**Task material**
______

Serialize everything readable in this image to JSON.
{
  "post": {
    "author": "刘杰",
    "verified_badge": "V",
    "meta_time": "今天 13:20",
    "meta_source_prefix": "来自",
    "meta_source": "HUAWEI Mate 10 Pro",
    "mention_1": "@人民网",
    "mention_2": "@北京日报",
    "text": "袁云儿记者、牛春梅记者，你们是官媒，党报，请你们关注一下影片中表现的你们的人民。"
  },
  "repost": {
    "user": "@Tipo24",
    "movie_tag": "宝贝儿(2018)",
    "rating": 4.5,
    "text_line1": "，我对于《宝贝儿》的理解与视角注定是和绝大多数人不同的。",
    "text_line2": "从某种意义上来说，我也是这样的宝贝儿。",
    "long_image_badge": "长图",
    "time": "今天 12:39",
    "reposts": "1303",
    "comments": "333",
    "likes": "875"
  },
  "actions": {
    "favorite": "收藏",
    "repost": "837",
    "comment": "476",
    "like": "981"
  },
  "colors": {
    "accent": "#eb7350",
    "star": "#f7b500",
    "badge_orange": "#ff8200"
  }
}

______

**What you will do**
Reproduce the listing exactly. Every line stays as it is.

**Answer**
Serialize everything readable in this image to JSON.
{
  "post": {
    "author": "刘杰",
    "verified_badge": "V",
    "meta_time": "今天 13:20",
    "meta_source_prefix": "来自",
    "meta_source": "HUAWEI Mate 10 Pro",
    "mention_1": "@人民网",
    "mention_2": "@北京日报",
    "text": "袁云儿记者、牛春梅记者，你们是官媒，党报，请你们关注一下影片中表现的你们的人民。"
  },
  "repost": {
    "user": "@Tipo24",
    "movie_tag": "宝贝儿(2018)",
    "rating": 4.5,
    "text_line1": "，我对于《宝贝儿》的理解与视角注定是和绝大多数人不同的。",
    "text_line2": "从某种意义上来说，我也是这样的宝贝儿。",
    "long_image_badge": "长图",
    "time": "今天 12:39",
    "reposts": "1303",
    "comments": "333",
    "likes": "875"
  },
  "actions": {
    "favorite": "收藏",
    "repost": "837",
    "comment": "476",
    "like": "981"
  },
  "colors": {
    "accent": "#eb7350",
    "star": "#f7b500",
    "badge_orange": "#ff8200"
  }
}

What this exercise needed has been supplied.